Kimi Raikkonen had to settle for the runners-up spot in the French Grand Prix on Sunday after a problem with the exhaust system on his Ferrari F2008 cost him time and dropped him behind his team-mate, Felipe Massa - the eventual victor.

Raikkonen, who started from pole, had been looking in control in the first half of the race and was looking strong until lap 37 when Massa closed the gap to just 1.7 seconds. TV cameras subsequently picked up a component flapping around at the rear of the car, and on lap 39 the Finn had to concede P1 and nurse his way to the chequered flag.

Kimi eventually finished almost 18 seconds off Massa and around 10 seconds up on Jarno Trulli, Heikki Kovalainen and Robert Kubica, who were squabbling over third, fourth and fifth.

"Obviously I am a bit disappointed because I had hoped to win," said the reigning world champion. "Unfortunately, the right exhaust pipe broke just before half-distance and the engine lost a lot of power, especially on the straight after the slow corners. After a few laps, the situation seemed better, but towards the end of the race, I ran the risk of stopping.

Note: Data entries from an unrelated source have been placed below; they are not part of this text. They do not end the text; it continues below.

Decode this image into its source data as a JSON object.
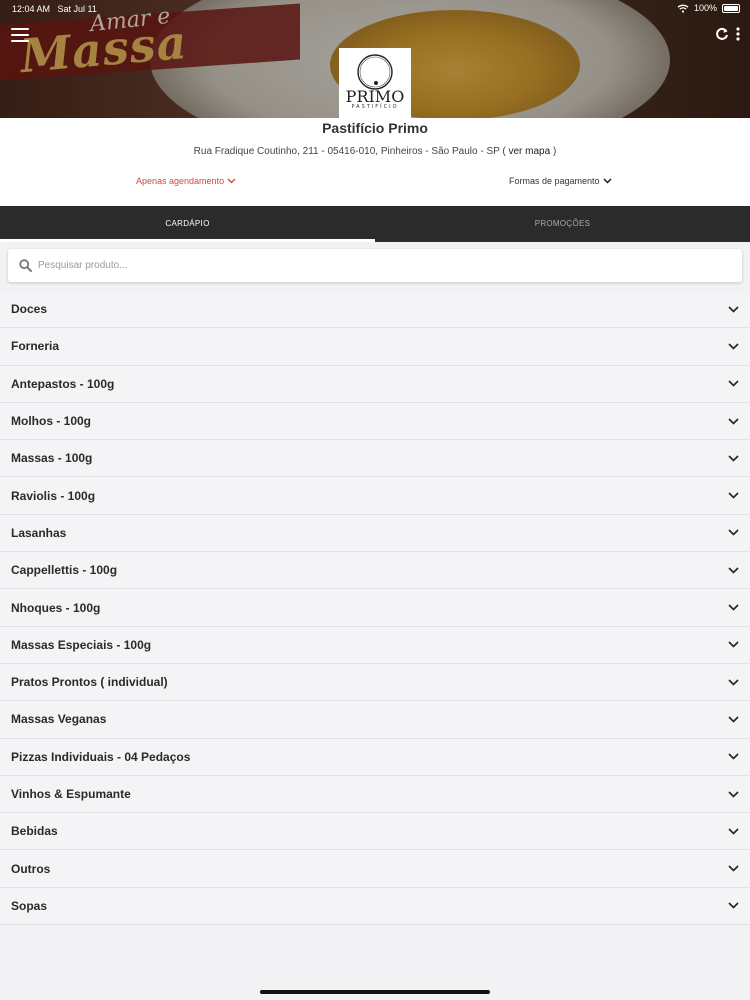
{
  "status_bar": {
    "time": "12:04 AM",
    "date": "Sat Jul 11",
    "battery": "100%"
  },
  "hero": {
    "script_top": "Amar e",
    "script_main": "Massa"
  },
  "logo": {
    "brand": "PRIMO",
    "sub": "PASTIFÍCIO"
  },
  "store": {
    "name": "Pastifício Primo",
    "address": "Rua Fradique Coutinho, 211 - 05416-010, Pinheiros - São Paulo - SP (",
    "map_link": " ver mapa ",
    "address_close": ")"
  },
  "options": {
    "schedule": "Apenas agendamento",
    "payment": "Formas de pagamento"
  },
  "tabs": [
    {
      "label": "CARDÁPIO"
    },
    {
      "label": "PROMOÇÕES"
    }
  ],
  "search": {
    "placeholder": "Pesquisar produto..."
  },
  "categories": [
    {
      "label": "Doces"
    },
    {
      "label": "Forneria"
    },
    {
      "label": "Antepastos - 100g"
    },
    {
      "label": "Molhos - 100g"
    },
    {
      "label": "Massas - 100g"
    },
    {
      "label": "Raviolis - 100g"
    },
    {
      "label": "Lasanhas"
    },
    {
      "label": "Cappellettis - 100g"
    },
    {
      "label": "Nhoques - 100g"
    },
    {
      "label": "Massas Especiais - 100g"
    },
    {
      "label": "Pratos Prontos ( individual)"
    },
    {
      "label": "Massas Veganas"
    },
    {
      "label": "Pizzas Individuais - 04 Pedaços"
    },
    {
      "label": "Vinhos & Espumante"
    },
    {
      "label": "Bebidas"
    },
    {
      "label": "Outros"
    },
    {
      "label": "Sopas"
    }
  ],
  "colors": {
    "accent_red": "#d9463b",
    "tab_bar": "#2b2b2b"
  },
  "icons": [
    "menu-icon",
    "refresh-icon",
    "more-vertical-icon",
    "search-icon",
    "chevron-down-icon",
    "wifi-icon",
    "battery-icon"
  ]
}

"This sort of thing can happen in racing and I have to try and look on the bright side: eight points are still a good amount and the one-two finish is a great result for the team. Luckily, I had built up quite a good lead in the first part thanks to a car that was really very competitive.

"The F2008 is definitely very strong because usually, when you have this sort of problem, retirement is almost inevitable. There is still a long way to go in the championship. I am in a better position than I was at this stage last year: let's see what I can do in the next part of the series."

Ferrari team boss Stefano Domenicali meanwhile was apologetic for the problem that hampered Raikkonen's bid and added that they will now need to check the engine ahead of the British Grand Prix in two weeks time.

"We had started with the aim of securing the double and we managed it, despite the exhaust problem that put Kimi's race in danger around lap 35," he continued. "It proves we have all the potential to do very well, but it also confirms that we cannot allow ourselves not to be perfect in every detail, especially on the reliability front.

"I am very sorry for Kimi, who was going really well today and did a really good job to get the car to the line in these conditions. Now we will have to check on the condition of the engine on his car and evaluate what should be done for the race at Silverstone."